DATASET RECORDS:

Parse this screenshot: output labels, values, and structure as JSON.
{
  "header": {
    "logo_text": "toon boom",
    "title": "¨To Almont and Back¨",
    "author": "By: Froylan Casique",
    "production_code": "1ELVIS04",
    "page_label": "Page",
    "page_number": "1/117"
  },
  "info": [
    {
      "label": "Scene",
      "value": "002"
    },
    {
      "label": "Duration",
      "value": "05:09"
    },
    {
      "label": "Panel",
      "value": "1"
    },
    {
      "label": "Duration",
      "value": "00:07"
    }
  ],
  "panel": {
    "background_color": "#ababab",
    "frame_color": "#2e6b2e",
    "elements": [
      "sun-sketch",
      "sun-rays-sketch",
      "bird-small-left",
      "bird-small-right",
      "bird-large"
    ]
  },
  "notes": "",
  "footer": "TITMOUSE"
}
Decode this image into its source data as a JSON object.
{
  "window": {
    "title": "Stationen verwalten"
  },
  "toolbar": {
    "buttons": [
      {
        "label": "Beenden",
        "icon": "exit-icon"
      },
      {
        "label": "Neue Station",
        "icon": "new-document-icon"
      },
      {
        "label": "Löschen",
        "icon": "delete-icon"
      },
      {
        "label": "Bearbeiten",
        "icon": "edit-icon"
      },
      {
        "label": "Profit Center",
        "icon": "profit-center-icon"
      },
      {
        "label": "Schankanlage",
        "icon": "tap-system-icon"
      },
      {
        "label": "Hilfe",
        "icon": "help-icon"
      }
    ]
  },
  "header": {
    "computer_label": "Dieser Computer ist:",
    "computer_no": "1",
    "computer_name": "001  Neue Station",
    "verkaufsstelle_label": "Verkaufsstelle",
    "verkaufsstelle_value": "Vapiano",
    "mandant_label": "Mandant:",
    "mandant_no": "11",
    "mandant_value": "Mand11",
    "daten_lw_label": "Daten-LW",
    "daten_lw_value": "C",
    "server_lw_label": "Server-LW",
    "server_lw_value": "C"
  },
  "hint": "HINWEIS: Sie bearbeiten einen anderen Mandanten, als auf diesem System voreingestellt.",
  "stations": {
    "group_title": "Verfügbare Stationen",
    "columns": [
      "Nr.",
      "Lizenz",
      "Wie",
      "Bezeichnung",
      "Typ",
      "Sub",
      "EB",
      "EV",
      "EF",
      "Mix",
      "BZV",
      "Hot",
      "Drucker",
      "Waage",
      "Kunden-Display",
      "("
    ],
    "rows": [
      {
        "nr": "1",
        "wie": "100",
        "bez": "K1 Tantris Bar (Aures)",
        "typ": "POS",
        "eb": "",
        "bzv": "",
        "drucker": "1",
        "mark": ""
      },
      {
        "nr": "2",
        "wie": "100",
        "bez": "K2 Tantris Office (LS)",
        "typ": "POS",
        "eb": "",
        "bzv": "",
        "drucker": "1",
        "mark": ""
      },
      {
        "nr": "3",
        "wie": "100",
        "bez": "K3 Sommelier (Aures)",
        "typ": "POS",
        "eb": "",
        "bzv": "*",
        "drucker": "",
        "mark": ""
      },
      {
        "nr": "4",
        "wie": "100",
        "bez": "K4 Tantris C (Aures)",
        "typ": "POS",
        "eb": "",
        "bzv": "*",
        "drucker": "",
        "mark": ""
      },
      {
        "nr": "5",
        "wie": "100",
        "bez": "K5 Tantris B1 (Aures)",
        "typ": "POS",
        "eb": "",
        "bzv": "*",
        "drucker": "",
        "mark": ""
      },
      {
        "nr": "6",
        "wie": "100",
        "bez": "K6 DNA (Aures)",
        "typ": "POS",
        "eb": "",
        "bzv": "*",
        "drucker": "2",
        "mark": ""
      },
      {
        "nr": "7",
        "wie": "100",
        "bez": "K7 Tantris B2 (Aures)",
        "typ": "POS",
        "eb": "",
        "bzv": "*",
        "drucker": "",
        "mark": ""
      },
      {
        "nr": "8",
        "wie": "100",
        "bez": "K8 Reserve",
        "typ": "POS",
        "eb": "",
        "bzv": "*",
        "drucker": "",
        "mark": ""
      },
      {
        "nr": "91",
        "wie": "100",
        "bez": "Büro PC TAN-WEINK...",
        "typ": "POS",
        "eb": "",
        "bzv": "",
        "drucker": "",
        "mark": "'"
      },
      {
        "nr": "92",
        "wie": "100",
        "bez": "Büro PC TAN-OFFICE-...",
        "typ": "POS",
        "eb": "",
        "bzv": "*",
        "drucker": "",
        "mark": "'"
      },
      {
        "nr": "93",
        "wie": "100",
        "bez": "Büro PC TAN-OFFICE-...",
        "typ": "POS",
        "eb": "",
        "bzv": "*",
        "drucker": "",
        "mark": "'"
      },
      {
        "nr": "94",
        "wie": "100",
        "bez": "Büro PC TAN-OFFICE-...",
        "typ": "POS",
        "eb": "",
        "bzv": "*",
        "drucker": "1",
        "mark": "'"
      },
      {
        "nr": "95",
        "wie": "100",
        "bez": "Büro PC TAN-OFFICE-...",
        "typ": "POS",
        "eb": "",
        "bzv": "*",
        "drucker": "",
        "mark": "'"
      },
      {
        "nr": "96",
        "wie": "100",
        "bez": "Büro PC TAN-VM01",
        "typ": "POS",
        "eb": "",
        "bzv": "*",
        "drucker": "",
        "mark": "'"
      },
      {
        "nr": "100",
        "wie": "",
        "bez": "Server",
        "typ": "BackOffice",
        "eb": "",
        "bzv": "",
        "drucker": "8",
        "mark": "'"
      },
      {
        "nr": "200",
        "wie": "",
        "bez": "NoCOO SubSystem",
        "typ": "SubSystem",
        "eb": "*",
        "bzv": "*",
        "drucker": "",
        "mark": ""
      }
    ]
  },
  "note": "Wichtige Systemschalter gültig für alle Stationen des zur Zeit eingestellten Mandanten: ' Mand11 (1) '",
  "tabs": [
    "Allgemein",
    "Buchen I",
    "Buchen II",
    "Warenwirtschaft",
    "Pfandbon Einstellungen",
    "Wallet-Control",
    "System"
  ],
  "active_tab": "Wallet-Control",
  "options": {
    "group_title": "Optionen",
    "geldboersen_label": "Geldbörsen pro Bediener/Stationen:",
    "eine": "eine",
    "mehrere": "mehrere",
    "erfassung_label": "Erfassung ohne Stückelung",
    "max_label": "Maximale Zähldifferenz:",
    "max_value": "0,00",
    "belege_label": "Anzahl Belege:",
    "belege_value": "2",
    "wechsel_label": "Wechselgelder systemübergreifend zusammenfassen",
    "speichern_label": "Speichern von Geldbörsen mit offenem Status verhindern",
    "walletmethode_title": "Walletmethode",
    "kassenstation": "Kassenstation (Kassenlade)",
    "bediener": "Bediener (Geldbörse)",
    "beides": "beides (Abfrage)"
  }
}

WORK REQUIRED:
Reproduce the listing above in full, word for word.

ANSWER TO THE EXERCISE:
Parse this screenshot: output labels, values, and structure as JSON.
{
  "header": {
    "logo_text": "toon boom",
    "title": "¨To Almont and Back¨",
    "author": "By: Froylan Casique",
    "production_code": "1ELVIS04",
    "page_label": "Page",
    "page_number": "1/117"
  },
  "info": [
    {
      "label": "Scene",
      "value": "002"
    },
    {
      "label": "Duration",
      "value": "05:09"
    },
    {
      "label": "Panel",
      "value": "1"
    },
    {
      "label": "Duration",
      "value": "00:07"
    }
  ],
  "panel": {
    "background_color": "#ababab",
    "frame_color": "#2e6b2e",
    "elements": [
      "sun-sketch",
      "sun-rays-sketch",
      "bird-small-left",
      "bird-small-right",
      "bird-large"
    ]
  },
  "notes": "",
  "footer": "TITMOUSE"
}
Decode this image into its source data as a JSON object.
{
  "window": {
    "title": "Stationen verwalten"
  },
  "toolbar": {
    "buttons": [
      {
        "label": "Beenden",
        "icon": "exit-icon"
      },
      {
        "label": "Neue Station",
        "icon": "new-document-icon"
      },
      {
        "label": "Löschen",
        "icon": "delete-icon"
      },
      {
        "label": "Bearbeiten",
        "icon": "edit-icon"
      },
      {
        "label": "Profit Center",
        "icon": "profit-center-icon"
      },
      {
        "label": "Schankanlage",
        "icon": "tap-system-icon"
      },
      {
        "label": "Hilfe",
        "icon": "help-icon"
      }
    ]
  },
  "header": {
    "computer_label": "Dieser Computer ist:",
    "computer_no": "1",
    "computer_name": "001  Neue Station",
    "verkaufsstelle_label": "Verkaufsstelle",
    "verkaufsstelle_value": "Vapiano",
    "mandant_label": "Mandant:",
    "mandant_no": "11",
    "mandant_value": "Mand11",
    "daten_lw_label": "Daten-LW",
    "daten_lw_value": "C",
    "server_lw_label": "Server-LW",
    "server_lw_value": "C"
  },
  "hint": "HINWEIS: Sie bearbeiten einen anderen Mandanten, als auf diesem System voreingestellt.",
  "stations": {
    "group_title": "Verfügbare Stationen",
    "columns": [
      "Nr.",
      "Lizenz",
      "Wie",
      "Bezeichnung",
      "Typ",
      "Sub",
      "EB",
      "EV",
      "EF",
      "Mix",
      "BZV",
      "Hot",
      "Drucker",
      "Waage",
      "Kunden-Display",
      "("
    ],
    "rows": [
      {
        "nr": "1",
        "wie": "100",
        "bez": "K1 Tantris Bar (Aures)",
        "typ": "POS",
        "eb": "",
        "bzv": "",
        "drucker": "1",
        "mark": ""
      },
      {
        "nr": "2",
        "wie": "100",
        "bez": "K2 Tantris Office (LS)",
        "typ": "POS",
        "eb": "",
        "bzv": "",
        "drucker": "1",
        "mark": ""
      },
      {
        "nr": "3",
        "wie": "100",
        "bez": "K3 Sommelier (Aures)",
        "typ": "POS",
        "eb": "",
        "bzv": "*",
        "drucker": "",
        "mark": ""
      },
      {
        "nr": "4",
        "wie": "100",
        "bez": "K4 Tantris C (Aures)",
        "typ": "POS",
        "eb": "",
        "bzv": "*",
        "drucker": "",
        "mark": ""
      },
      {
        "nr": "5",
        "wie": "100",
        "bez": "K5 Tantris B1 (Aures)",
        "typ": "POS",
        "eb": "",
        "bzv": "*",
        "drucker": "",
        "mark": ""
      },
      {
        "nr": "6",
        "wie": "100",
        "bez": "K6 DNA (Aures)",
        "typ": "POS",
        "eb": "",
        "bzv": "*",
        "drucker": "2",
        "mark": ""
      },
      {
        "nr": "7",
        "wie": "100",
        "bez": "K7 Tantris B2 (Aures)",
        "typ": "POS",
        "eb": "",
        "bzv": "*",
        "drucker": "",
        "mark": ""
      },
      {
        "nr": "8",
        "wie": "100",
        "bez": "K8 Reserve",
        "typ": "POS",
        "eb": "",
        "bzv": "*",
        "drucker": "",
        "mark": ""
      },
      {
        "nr": "91",
        "wie": "100",
        "bez": "Büro PC TAN-WEINK...",
        "typ": "POS",
        "eb": "",
        "bzv": "",
        "drucker": "",
        "mark": "'"
      },
      {
        "nr": "92",
        "wie": "100",
        "bez": "Büro PC TAN-OFFICE-...",
        "typ": "POS",
        "eb": "",
        "bzv": "*",
        "drucker": "",
        "mark": "'"
      },
      {
        "nr": "93",
        "wie": "100",
        "bez": "Büro PC TAN-OFFICE-...",
        "typ": "POS",
        "eb": "",
        "bzv": "*",
        "drucker": "",
        "mark": "'"
      },
      {
        "nr": "94",
        "wie": "100",
        "bez": "Büro PC TAN-OFFICE-...",
        "typ": "POS",
        "eb": "",
        "bzv": "*",
        "drucker": "1",
        "mark": "'"
      },
      {
        "nr": "95",
        "wie": "100",
        "bez": "Büro PC TAN-OFFICE-...",
        "typ": "POS",
        "eb": "",
        "bzv": "*",
        "drucker": "",
        "mark": "'"
      },
      {
        "nr": "96",
        "wie": "100",
        "bez": "Büro PC TAN-VM01",
        "typ": "POS",
        "eb": "",
        "bzv": "*",
        "drucker": "",
        "mark": "'"
      },
      {
        "nr": "100",
        "wie": "",
        "bez": "Server",
        "typ": "BackOffice",
        "eb": "",
        "bzv": "",
        "drucker": "8",
        "mark": "'"
      },
      {
        "nr": "200",
        "wie": "",
        "bez": "NoCOO SubSystem",
        "typ": "SubSystem",
        "eb": "*",
        "bzv": "*",
        "drucker": "",
        "mark": ""
      }
    ]
  },
  "note": "Wichtige Systemschalter gültig für alle Stationen des zur Zeit eingestellten Mandanten: ' Mand11 (1) '",
  "tabs": [
    "Allgemein",
    "Buchen I",
    "Buchen II",
    "Warenwirtschaft",
    "Pfandbon Einstellungen",
    "Wallet-Control",
    "System"
  ],
  "active_tab": "Wallet-Control",
  "options": {
    "group_title": "Optionen",
    "geldboersen_label": "Geldbörsen pro Bediener/Stationen:",
    "eine": "eine",
    "mehrere": "mehrere",
    "erfassung_label": "Erfassung ohne Stückelung",
    "max_label": "Maximale Zähldifferenz:",
    "max_value": "0,00",
    "belege_label": "Anzahl Belege:",
    "belege_value": "2",
    "wechsel_label": "Wechselgelder systemübergreifend zusammenfassen",
    "speichern_label": "Speichern von Geldbörsen mit offenem Status verhindern",
    "walletmethode_title": "Walletmethode",
    "kassenstation": "Kassenstation (Kassenlade)",
    "bediener": "Bediener (Geldbörse)",
    "beides": "beides (Abfrage)"
  }
}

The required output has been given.